#### What the task asks:
In your copy of the entries, please include no pictures and return every word exactly.

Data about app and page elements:
=======

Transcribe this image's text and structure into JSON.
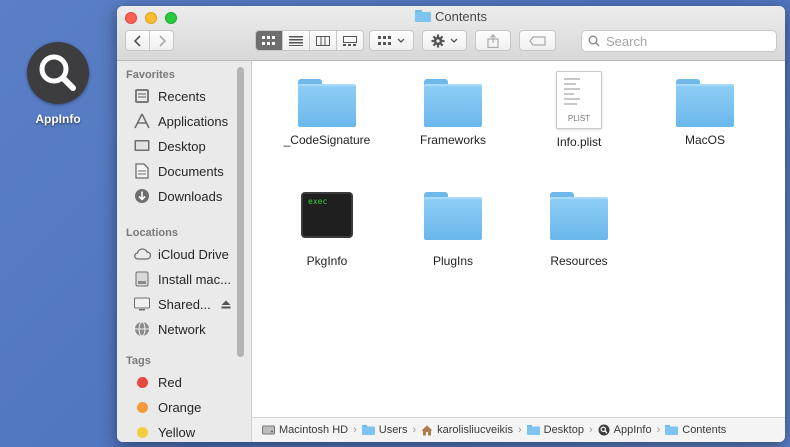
{
  "desktop": {
    "icon_label": "AppInfo"
  },
  "window": {
    "title": "Contents",
    "search_placeholder": "Search",
    "sidebar": {
      "favorites_header": "Favorites",
      "favorites": [
        "Recents",
        "Applications",
        "Desktop",
        "Documents",
        "Downloads"
      ],
      "locations_header": "Locations",
      "locations": [
        "iCloud Drive",
        "Install mac...",
        "Shared...",
        "Network"
      ],
      "tags_header": "Tags",
      "tags": [
        {
          "label": "Red",
          "color": "#e5483f"
        },
        {
          "label": "Orange",
          "color": "#f49a3a"
        },
        {
          "label": "Yellow",
          "color": "#f2cf3c"
        }
      ]
    },
    "files": {
      "codesignature": "_CodeSignature",
      "frameworks": "Frameworks",
      "info_plist": "Info.plist",
      "plist_badge": "PLIST",
      "macos": "MacOS",
      "pkginfo": "PkgInfo",
      "exec_text": "exec",
      "plugins": "PlugIns",
      "resources": "Resources"
    },
    "path": [
      "Macintosh HD",
      "Users",
      "karolisliucveikis",
      "Desktop",
      "AppInfo",
      "Contents"
    ]
  },
  "colors": {
    "folder": "#6ab7ec",
    "close": "#fd5f57",
    "minimize": "#febc2e",
    "zoom": "#28c840"
  }
}
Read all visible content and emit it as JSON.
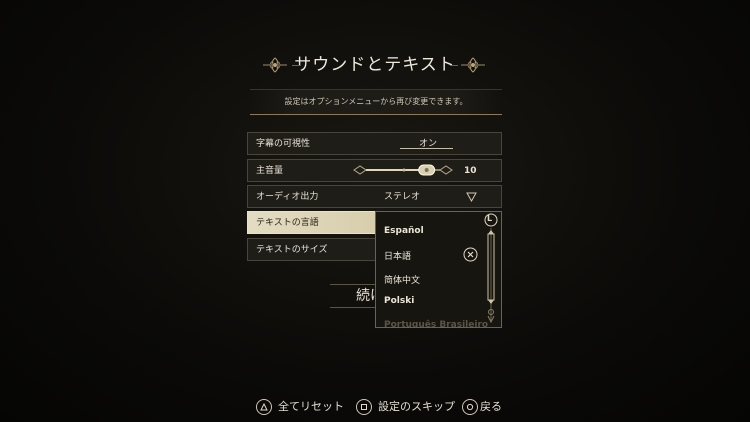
{
  "header": {
    "title": "サウンドとテキスト",
    "subtitle": "設定はオプションメニューから再び変更できます。"
  },
  "settings": {
    "rows": [
      {
        "label": "字幕の可視性",
        "value": "オン"
      },
      {
        "label": "主音量",
        "value": "10",
        "level_percent": 100
      },
      {
        "label": "オーディオ出力",
        "value": "ステレオ"
      },
      {
        "label": "テキストの言語"
      },
      {
        "label": "テキストのサイズ"
      }
    ]
  },
  "continue_label": "続け",
  "language_dropdown": {
    "options": [
      "Español",
      "日本語",
      "简体中文",
      "Polski",
      "Português Brasileiro"
    ],
    "selected": "日本語",
    "scroll_glyph": "L"
  },
  "footer": {
    "reset_label": "全てリセット",
    "skip_label": "設定のスキップ",
    "back_label": "戻る"
  },
  "colors": {
    "accent": "#e0d6b8",
    "selected_row": "#d5cba9",
    "background": "#0b0a08"
  },
  "icons": {
    "reset": "triangle-button-icon",
    "skip": "square-button-icon",
    "back": "circle-button-icon",
    "clear": "cross-button-icon"
  }
}
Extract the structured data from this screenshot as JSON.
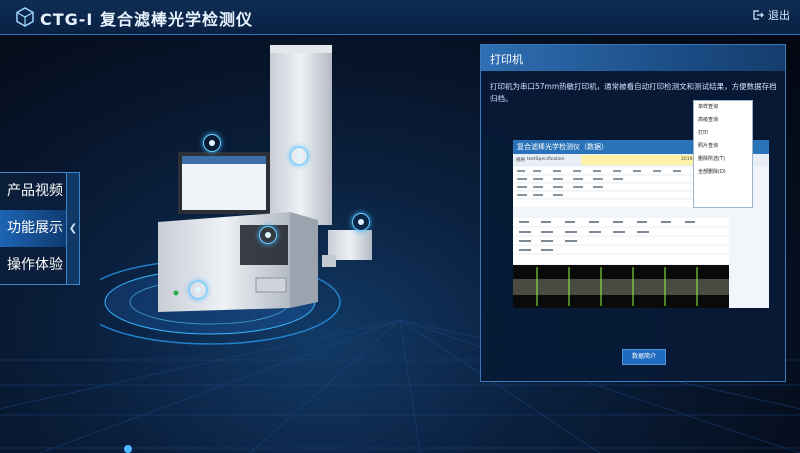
{
  "app": {
    "title": "CTG-I 复合滤棒光学检测仪",
    "exit_label": "退出"
  },
  "sidemenu": {
    "items": [
      {
        "label": "产品视频"
      },
      {
        "label": "功能展示"
      },
      {
        "label": "操作体验"
      }
    ],
    "active_index": 1
  },
  "panel": {
    "title": "打印机",
    "description": "打印机为串口57mm热敏打印机，通常被看自动打印检测文和测试结果，方便数据存档归档。",
    "screenshot": {
      "title": "复合滤棒光学检测仪（数据）",
      "spec_label": "规格",
      "spec_value": "testSpecification",
      "date": "2019-06-12",
      "context_menu": [
        "单样查询",
        "高级查询",
        "打印",
        "照片查询",
        "删除所选(T)",
        "全部删除(D)"
      ]
    },
    "button_label": "数据简介"
  }
}
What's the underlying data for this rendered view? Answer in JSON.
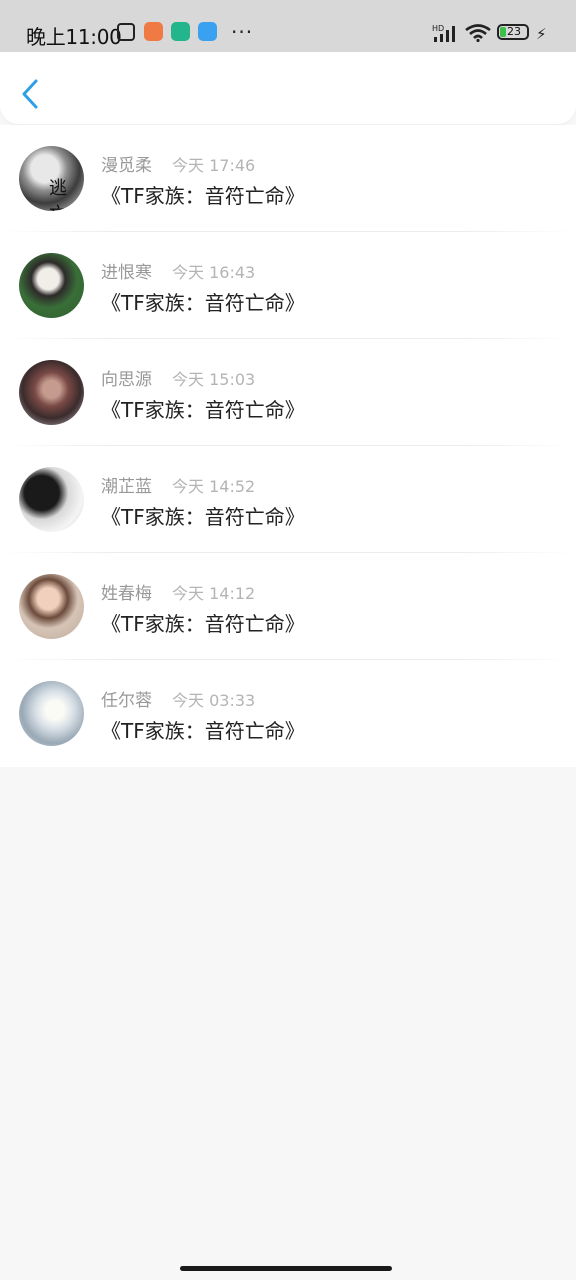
{
  "status_bar": {
    "time": "晚上11:00",
    "network_label": "HD",
    "battery_level": "23",
    "more_dots": "···",
    "icons": [
      "nfc-icon",
      "app-icon-orange",
      "app-icon-green",
      "app-icon-blue",
      "signal-icon",
      "wifi-icon",
      "battery-icon",
      "charging-icon"
    ]
  },
  "header": {
    "back_icon": "chevron-left-icon",
    "accent_color": "#2f9fe6"
  },
  "items": [
    {
      "name": "漫觅柔",
      "time": "今天 17:46",
      "title": "《TF家族：音符亡命》",
      "avatar_text": "逃亡"
    },
    {
      "name": "进恨寒",
      "time": "今天 16:43",
      "title": "《TF家族：音符亡命》"
    },
    {
      "name": "向思源",
      "time": "今天 15:03",
      "title": "《TF家族：音符亡命》"
    },
    {
      "name": "潮芷蓝",
      "time": "今天 14:52",
      "title": "《TF家族：音符亡命》"
    },
    {
      "name": "姓春梅",
      "time": "今天 14:12",
      "title": "《TF家族：音符亡命》"
    },
    {
      "name": "任尔蓉",
      "time": "今天 03:33",
      "title": "《TF家族：音符亡命》"
    }
  ]
}
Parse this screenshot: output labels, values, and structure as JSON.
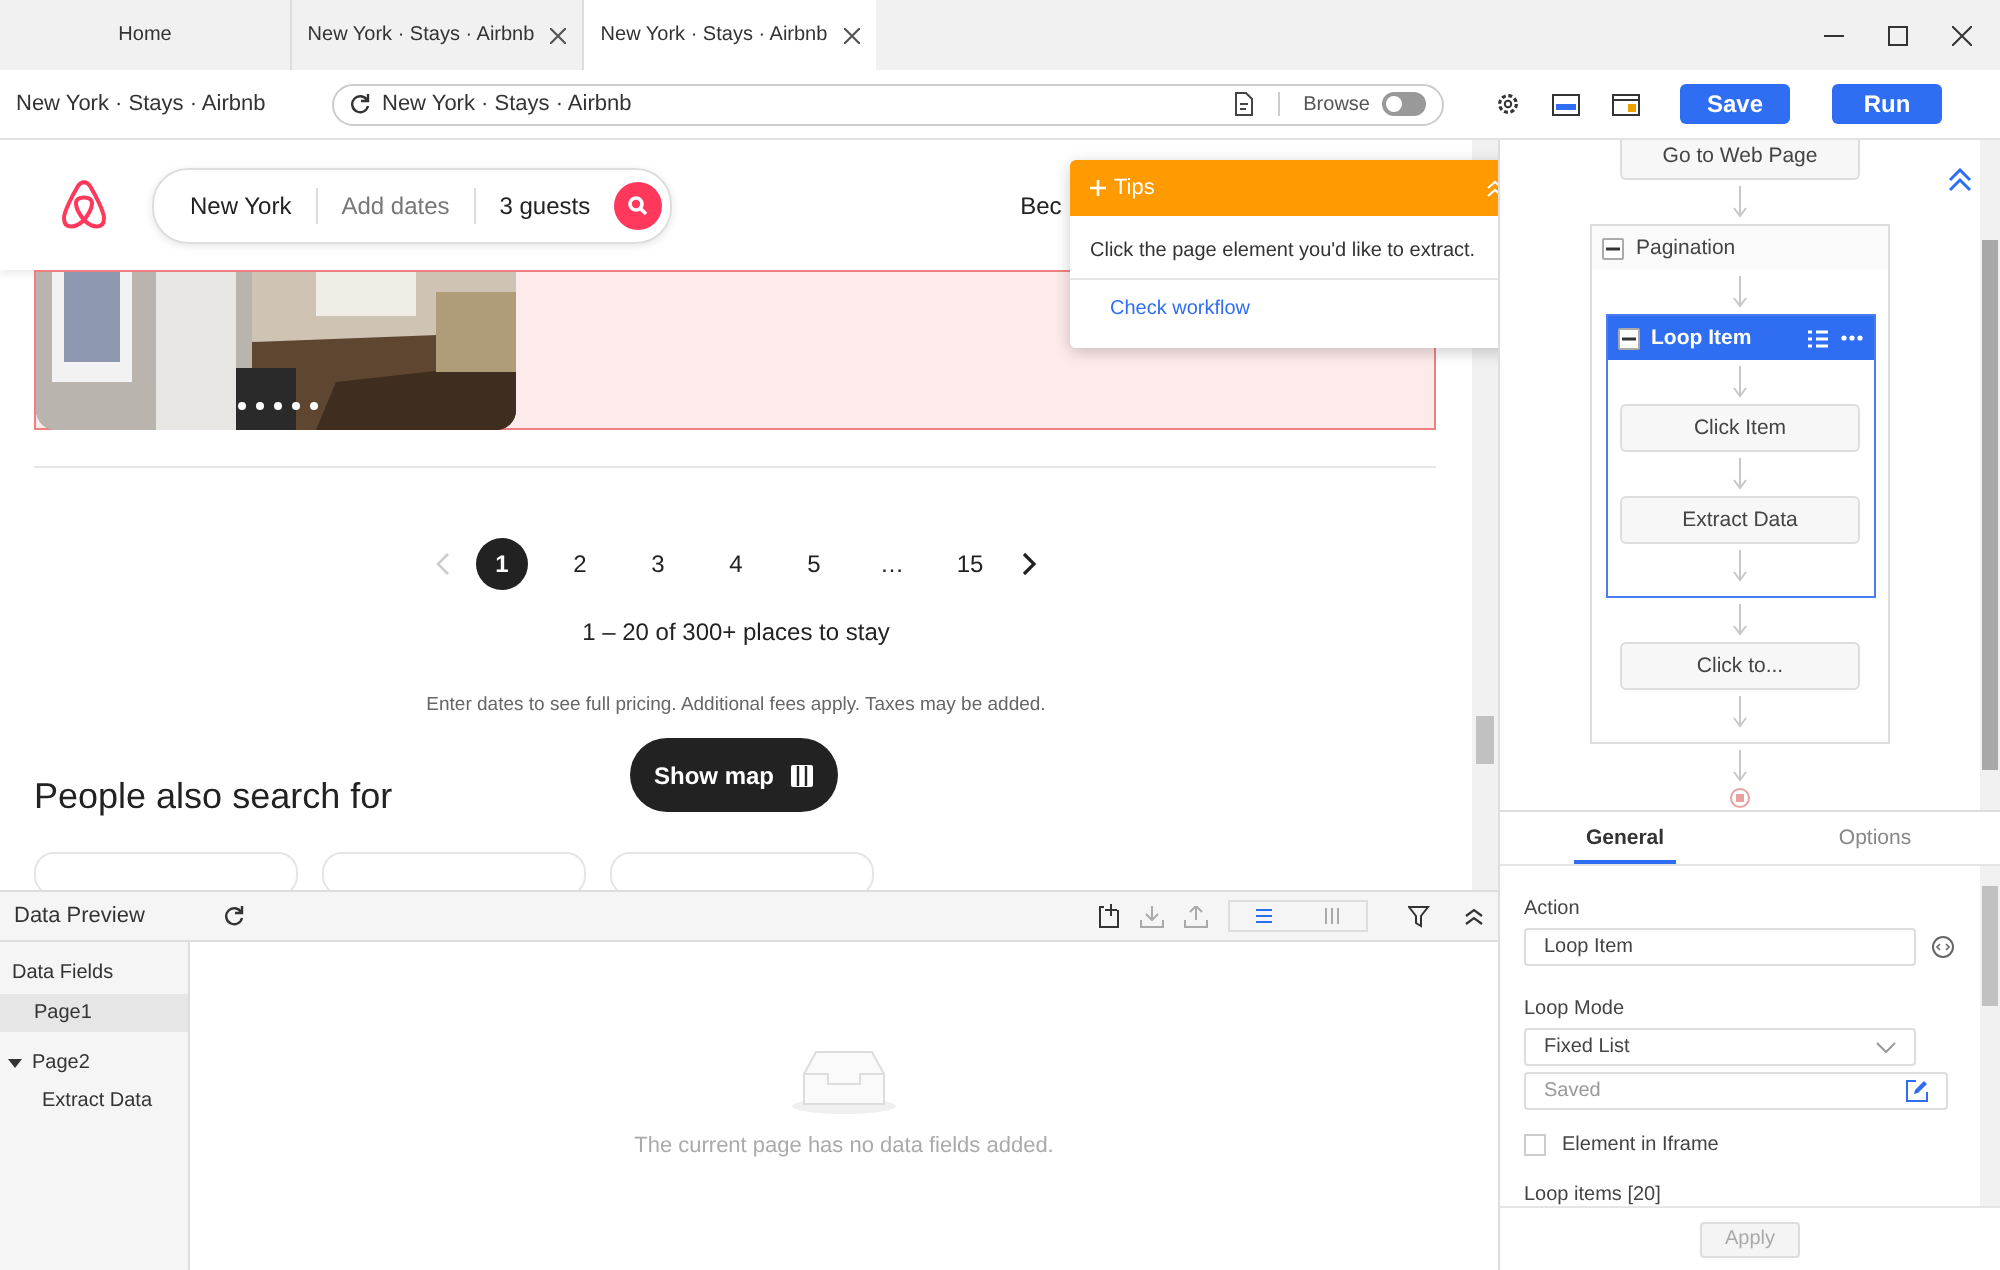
{
  "browser_tabs": [
    {
      "label": "Home",
      "selected": false,
      "closable": false
    },
    {
      "label": "New York · Stays · Airbnb",
      "selected": false,
      "closable": true
    },
    {
      "label": "New York · Stays · Airbnb",
      "selected": true,
      "closable": true
    }
  ],
  "toolbar": {
    "page_title": "New York · Stays · Airbnb",
    "address": "New York · Stays · Airbnb",
    "browse_label": "Browse",
    "browse_on": false,
    "buttons": [
      "Save",
      "Run"
    ]
  },
  "page": {
    "search": {
      "location": "New York",
      "dates": "Add dates",
      "guests": "3 guests"
    },
    "header_link": "Bec",
    "pagination": [
      {
        "label": "1",
        "selected": true
      },
      {
        "label": "2",
        "selected": false
      },
      {
        "label": "3",
        "selected": false
      },
      {
        "label": "4",
        "selected": false
      },
      {
        "label": "5",
        "selected": false
      },
      {
        "label": "…",
        "selected": false
      },
      {
        "label": "15",
        "selected": false
      }
    ],
    "summary": "1 – 20 of 300+ places to stay",
    "fine_print": "Enter dates to see full pricing. Additional fees apply. Taxes may be added.",
    "show_map": "Show map",
    "section_title": "People also search for"
  },
  "tips": {
    "title": "Tips",
    "message": "Click the page element you'd like to extract.",
    "link": "Check workflow"
  },
  "workflow": [
    {
      "kind": "action",
      "label": "Go to Web Page"
    },
    {
      "kind": "group",
      "label": "Pagination",
      "expanded": true,
      "selected": false,
      "children": [
        {
          "kind": "group",
          "label": "Loop Item",
          "expanded": true,
          "selected": true,
          "children": [
            {
              "kind": "action",
              "label": "Click Item"
            },
            {
              "kind": "action",
              "label": "Extract Data"
            }
          ]
        },
        {
          "kind": "action",
          "label": "Click to..."
        }
      ]
    }
  ],
  "properties": {
    "tabs": [
      {
        "label": "General",
        "selected": true
      },
      {
        "label": "Options",
        "selected": false
      }
    ],
    "action_label": "Action",
    "action_value": "Loop Item",
    "loop_mode_label": "Loop Mode",
    "loop_mode": "Fixed List",
    "list_value": "Saved",
    "iframe": {
      "label": "Element in Iframe",
      "checked": false
    },
    "loop_items_label": "Loop items [20]",
    "apply": "Apply"
  },
  "data_preview": {
    "title": "Data Preview",
    "fields_heading": "Data Fields",
    "pages": [
      {
        "label": "Page1",
        "selected": true
      },
      {
        "label": "Page2",
        "selected": false,
        "expanded": true,
        "children": [
          {
            "label": "Extract Data"
          }
        ]
      }
    ],
    "empty_message": "The current page has no data fields added."
  }
}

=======

#### Task response:
Transcribe this image's text and structure into JSON.
{
  "desktop": {
    "icon_label": "AppInfo"
  },
  "window": {
    "title": "Contents",
    "search_placeholder": "Search",
    "sidebar": {
      "favorites_header": "Favorites",
      "favorites": [
        "Recents",
        "Applications",
        "Desktop",
        "Documents",
        "Downloads"
      ],
      "locations_header": "Locations",
      "locations": [
        "iCloud Drive",
        "Install mac...",
        "Shared...",
        "Network"
      ],
      "tags_header": "Tags",
      "tags": [
        {
          "label": "Red",
          "color": "#e5483f"
        },
        {
          "label": "Orange",
          "color": "#f49a3a"
        },
        {
          "label": "Yellow",
          "color": "#f2cf3c"
        }
      ]
    },
    "files": {
      "codesignature": "_CodeSignature",
      "frameworks": "Frameworks",
      "info_plist": "Info.plist",
      "plist_badge": "PLIST",
      "macos": "MacOS",
      "pkginfo": "PkgInfo",
      "exec_text": "exec",
      "plugins": "PlugIns",
      "resources": "Resources"
    },
    "path": [
      "Macintosh HD",
      "Users",
      "karolisliucveikis",
      "Desktop",
      "AppInfo",
      "Contents"
    ]
  },
  "colors": {
    "folder": "#6ab7ec",
    "close": "#fd5f57",
    "minimize": "#febc2e",
    "zoom": "#28c840"
  }
}
Read all visible content and emit it as JSON.
{
  "header": {
    "title": "サウンドとテキスト",
    "subtitle": "設定はオプションメニューから再び変更できます。"
  },
  "settings": {
    "rows": [
      {
        "label": "字幕の可視性",
        "value": "オン"
      },
      {
        "label": "主音量",
        "value": "10",
        "level_percent": 100
      },
      {
        "label": "オーディオ出力",
        "value": "ステレオ"
      },
      {
        "label": "テキストの言語"
      },
      {
        "label": "テキストのサイズ"
      }
    ]
  },
  "continue_label": "続け",
  "language_dropdown": {
    "options": [
      "Español",
      "日本語",
      "简体中文",
      "Polski",
      "Português Brasileiro"
    ],
    "selected": "日本語",
    "scroll_glyph": "L"
  },
  "footer": {
    "reset_label": "全てリセット",
    "skip_label": "設定のスキップ",
    "back_label": "戻る"
  },
  "colors": {
    "accent": "#e0d6b8",
    "selected_row": "#d5cba9",
    "background": "#0b0a08"
  },
  "icons": {
    "reset": "triangle-button-icon",
    "skip": "square-button-icon",
    "back": "circle-button-icon",
    "clear": "cross-button-icon"
  }
}
Extract the structured data from this screenshot as JSON.
{
  "app": {
    "title": "CTG-I 复合滤棒光学检测仪",
    "exit_label": "退出"
  },
  "sidemenu": {
    "items": [
      {
        "label": "产品视频"
      },
      {
        "label": "功能展示"
      },
      {
        "label": "操作体验"
      }
    ],
    "active_index": 1
  },
  "panel": {
    "title": "打印机",
    "description": "打印机为串口57mm热敏打印机，通常被看自动打印检测文和测试结果，方便数据存档归档。",
    "screenshot": {
      "title": "复合滤棒光学检测仪（数据）",
      "spec_label": "规格",
      "spec_value": "testSpecification",
      "date": "2019-06-12",
      "context_menu": [
        "单样查询",
        "高级查询",
        "打印",
        "照片查询",
        "删除所选(T)",
        "全部删除(D)"
      ]
    },
    "button_label": "数据简介"
  }
}
What's the underlying data for this rendered view? Answer in JSON.
{
  "status_bar": {
    "time": "晚上11:00",
    "network_label": "HD",
    "battery_level": "23",
    "more_dots": "···",
    "icons": [
      "nfc-icon",
      "app-icon-orange",
      "app-icon-green",
      "app-icon-blue",
      "signal-icon",
      "wifi-icon",
      "battery-icon",
      "charging-icon"
    ]
  },
  "header": {
    "back_icon": "chevron-left-icon",
    "accent_color": "#2f9fe6"
  },
  "items": [
    {
      "name": "漫觅柔",
      "time": "今天 17:46",
      "title": "《TF家族：音符亡命》",
      "avatar_text": "逃亡"
    },
    {
      "name": "进恨寒",
      "time": "今天 16:43",
      "title": "《TF家族：音符亡命》"
    },
    {
      "name": "向思源",
      "time": "今天 15:03",
      "title": "《TF家族：音符亡命》"
    },
    {
      "name": "潮芷蓝",
      "time": "今天 14:52",
      "title": "《TF家族：音符亡命》"
    },
    {
      "name": "姓春梅",
      "time": "今天 14:12",
      "title": "《TF家族：音符亡命》"
    },
    {
      "name": "任尔蓉",
      "time": "今天 03:33",
      "title": "《TF家族：音符亡命》"
    }
  ]
}
Parse this screenshot: output labels, values, and structure as JSON.
{
  "browser_tabs": [
    {
      "label": "Home",
      "selected": false,
      "closable": false
    },
    {
      "label": "New York · Stays · Airbnb",
      "selected": false,
      "closable": true
    },
    {
      "label": "New York · Stays · Airbnb",
      "selected": true,
      "closable": true
    }
  ],
  "toolbar": {
    "page_title": "New York · Stays · Airbnb",
    "address": "New York · Stays · Airbnb",
    "browse_label": "Browse",
    "browse_on": false,
    "buttons": [
      "Save",
      "Run"
    ]
  },
  "page": {
    "search": {
      "location": "New York",
      "dates": "Add dates",
      "guests": "3 guests"
    },
    "header_link": "Bec",
    "pagination": [
      {
        "label": "1",
        "selected": true
      },
      {
        "label": "2",
        "selected": false
      },
      {
        "label": "3",
        "selected": false
      },
      {
        "label": "4",
        "selected": false
      },
      {
        "label": "5",
        "selected": false
      },
      {
        "label": "…",
        "selected": false
      },
      {
        "label": "15",
        "selected": false
      }
    ],
    "summary": "1 – 20 of 300+ places to stay",
    "fine_print": "Enter dates to see full pricing. Additional fees apply. Taxes may be added.",
    "show_map": "Show map",
    "section_title": "People also search for"
  },
  "tips": {
    "title": "Tips",
    "message": "Click the page element you'd like to extract.",
    "link": "Check workflow"
  },
  "workflow": [
    {
      "kind": "action",
      "label": "Go to Web Page"
    },
    {
      "kind": "group",
      "label": "Pagination",
      "expanded": true,
      "selected": false,
      "children": [
        {
          "kind": "group",
          "label": "Loop Item",
          "expanded": true,
          "selected": true,
          "children": [
            {
              "kind": "action",
              "label": "Click Item"
            },
            {
              "kind": "action",
              "label": "Extract Data"
            }
          ]
        },
        {
          "kind": "action",
          "label": "Click to..."
        }
      ]
    }
  ],
  "properties": {
    "tabs": [
      {
        "label": "General",
        "selected": true
      },
      {
        "label": "Options",
        "selected": false
      }
    ],
    "action_label": "Action",
    "action_value": "Loop Item",
    "loop_mode_label": "Loop Mode",
    "loop_mode": "Fixed List",
    "list_value": "Saved",
    "iframe": {
      "label": "Element in Iframe",
      "checked": false
    },
    "loop_items_label": "Loop items [20]",
    "apply": "Apply"
  },
  "data_preview": {
    "title": "Data Preview",
    "fields_heading": "Data Fields",
    "pages": [
      {
        "label": "Page1",
        "selected": true
      },
      {
        "label": "Page2",
        "selected": false,
        "expanded": true,
        "children": [
          {
            "label": "Extract Data"
          }
        ]
      }
    ],
    "empty_message": "The current page has no data fields added."
  }
}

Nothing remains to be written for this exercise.